As with any new learning children will become confident much more quickly when given opportunities to apply what they have learned as soon as possible and in as many varied, creative and fun ways as possible. Therefore teachers need to look closely at whatever phonics they are teaching in a given week and ensure that children have the opportunity to use those GPCs and their blending/segmenting skills in the same week. For example children working on split digraphs in phonics need to be given opportunities to read and write words containing split digraphs. This sounds both simple and obvious but it requires quite a bit of thought, planning and preparation particularly if children in the same class are working on different phases as they will need opportunities for applying the different things that they have learned.
The only limits when it comes to applying phonics are the limits of your imagination. Here are just a few (fairly obvious) starting points.
Choose a theme that will give opportunities for rehearsal of the GPCs that the chilldren need to work on. Ensure there are posters, captions, labels etc for the children to read and also ensure that there are a range of pencils, pens, card, paper, post it notes etc so that the children can copy the words as part of their play and also write labels, captions and messages of their own. This won't just happen by accident you will need to think carefully about how to bring about opportunities for children to write the words that they need to work on and how to build this into their play.
Encourage children to play detective and try to be the first to spot the graphemes that you have been working on in phonics. Obviously, this is a bit more fun and less predictable when you use real books as opposed to books specifically written to contain certain graphemes. Also, encourage children to apply the blending skills they have learned and relate this back to things that they recall from their phonics session. While children are working through the phonics phases, guided reading sessions may well have a large element of phonics in them and could almost be considered guided phonics sessions. However, you also need to provide opportunities for children to develop comprehension skills and, of course, a love for and enjoyment of books.
Independent activities while the teacher is doing guided reading with other children
It is very important that the teacher and/or TA is completely free to concentrate on the group that they are working with. This means that the other children need to be trained up to work completely independently. The key to this is training and it may take a little while to get a class into this habit. Don't even to try to start guided reading until you have trained all children to work independently - this may take several weeks. Teach each activity to the whole class. Model it explicitly and make especially sure that the children know what to do when they have finished (choose another task, start again etc) Fortunately however, this independent time is a perfect opportunty to give children tasks which allow them to apply their phonics. The list of possibilities is endless.
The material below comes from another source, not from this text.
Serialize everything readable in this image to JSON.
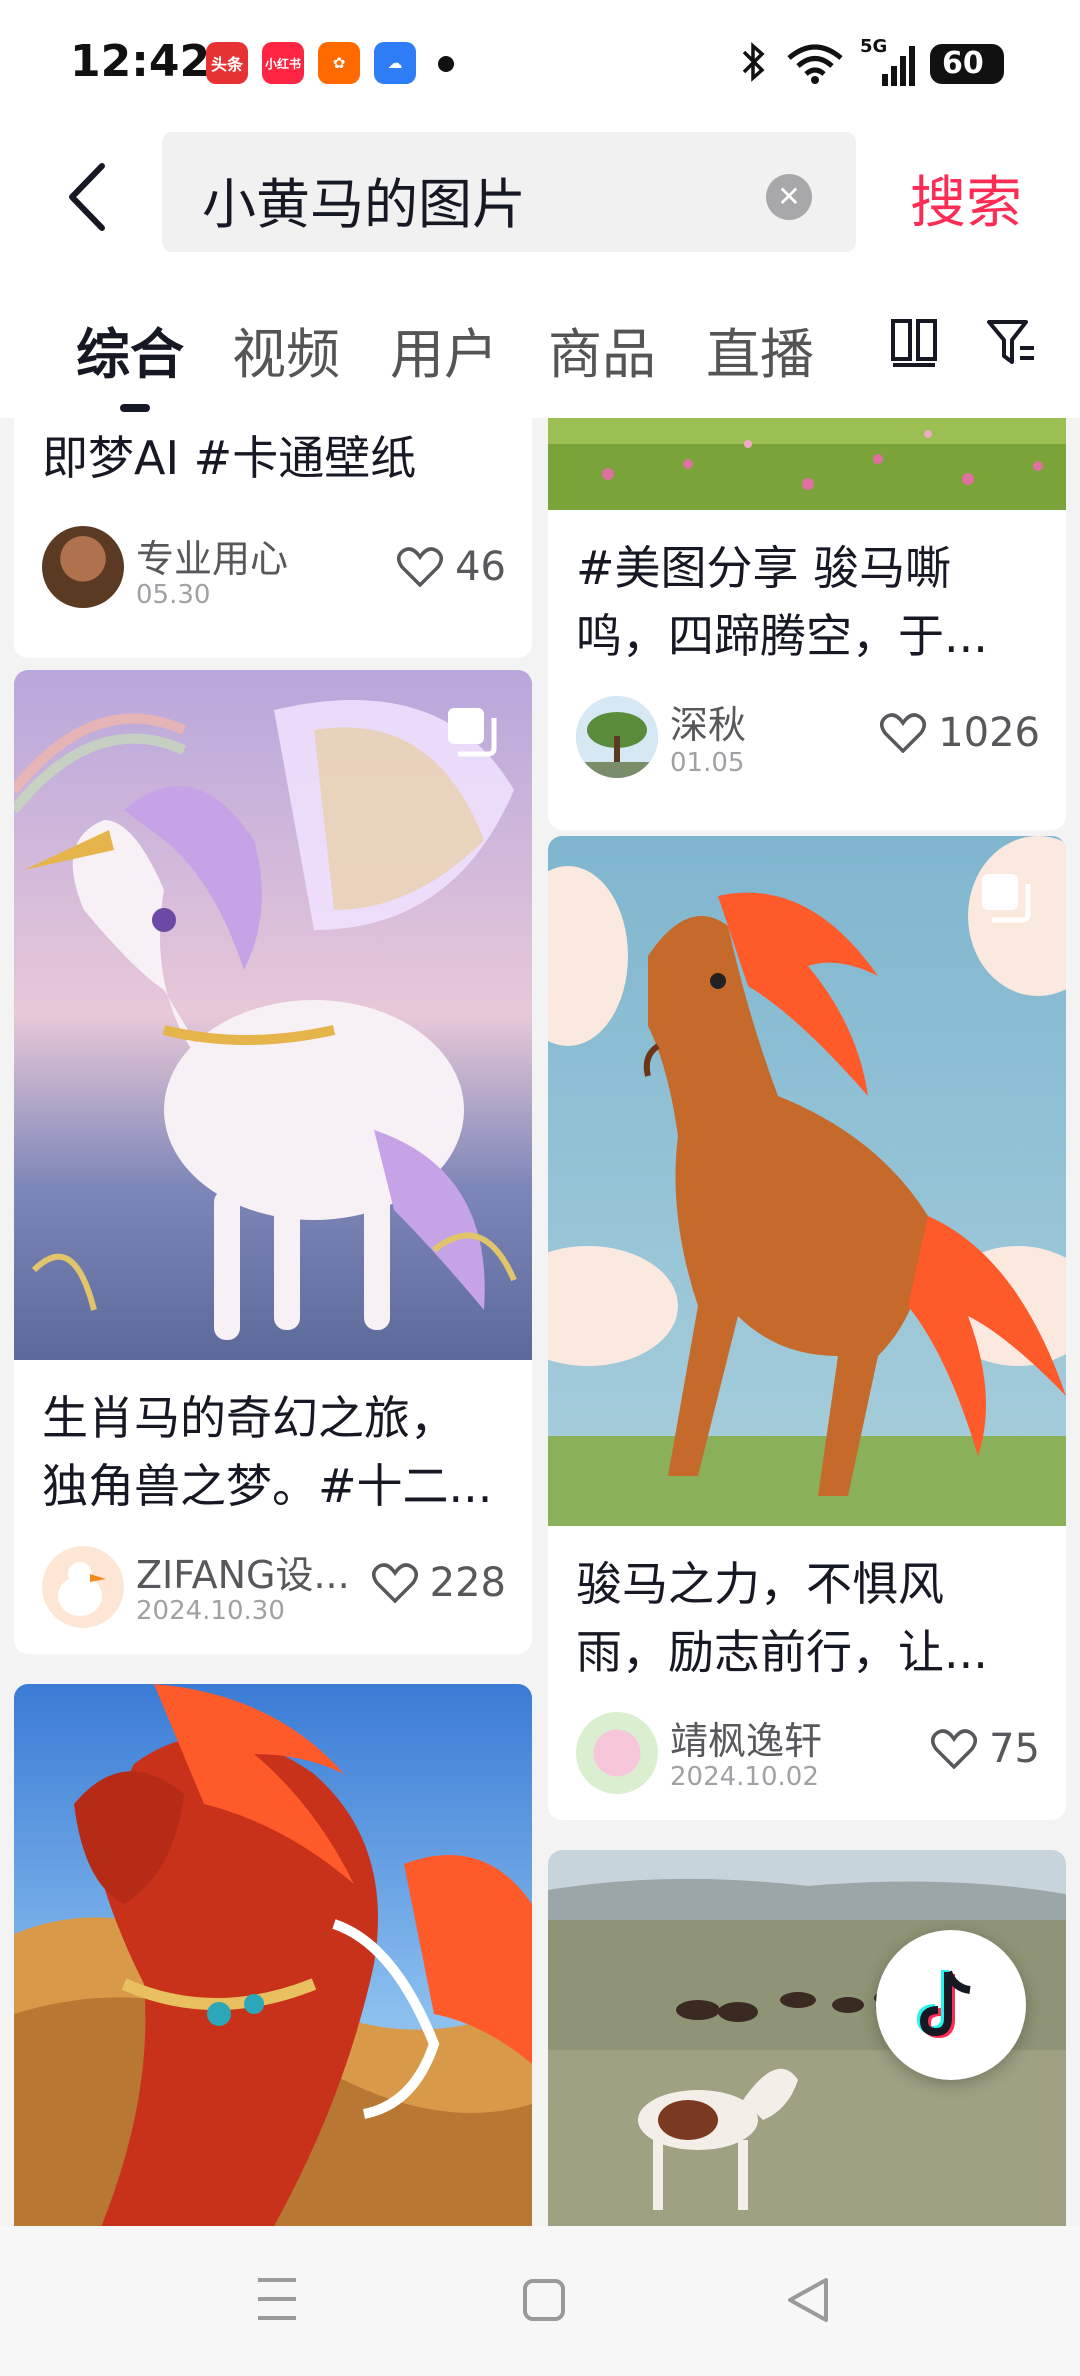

Here are a few examples:
Give children playdough and encourage them to make the graphemes that they have been learning in phonics, You can either buy playdough or make it yourself by following a simple Playdough recipe.
Give children picture and word matching cards for the set of letters they are working on.
Encourage them to race to see which child/pair/small group can match them all up quickest or play a range of matching games such as snap, pelmanism etc.
Give children pictures and ask them to write the words to go with these pictures. Make this more fun by giving a wide range of pens, pencils and lots of different sizes and colours of paper. Alternatively ask children to work in pairs/small groups. Turn over one picture card and race to see who can be first to accurately write the word on a whiteboard. The children can compare their boards to see if they agree on how to spell the word.
Give children picture or word cards and ask them to say and then write simple sentences containing those words.
Give children pictures that illustrate a caption. Match the captions to the pictures or given a picture write the caption or vice versa.
Once children are familiar with games from Letters and Sounds they can play some of these independently either using paper versions Printable resources or by playing the interactive games on this site Interactive resources
Grapheme detectives - look through a book they have read with the teacher and write down all the words they can find that contain a particular grapheme. Compete to see who can find the most words. Make this even more fun by wearing police hats and pretending to talk to each other on walkie talkies.
Use magnetic letters/letter stamps etc to experiment with making words to match those on word cards or match picture cards.
Treasure hunt - stick picture cards around the classroom. Give each child a list of words that they need to collect. Children find the pictures that they need from their list and see who can find their whole list first.
The units of the new literacy framework are focused on specific text types. Wherever possible give children the chance to read texts of this type at a level that they can read. Ensure that whatever writing you ask children to do provides lots of opportunities for using the graphemes that they are working on. For example in a unit on reports you may ask all children in the class to write a simple leaflet giving facts about animals. However children working on Phase 2 may feature these animals - cat, dog, rat, duck, hen. Children at Phase 3 may have sections for - chicken, fish, sheep, goat, cow. Children at Phase 4 could write about - frog, crab, shark, skunk, chimp.
Across the curriculum
Every opportunity should be exploited in every curriculum area to use GPCs that the children have been working on. Encourage the children to spot when these GPCs are used.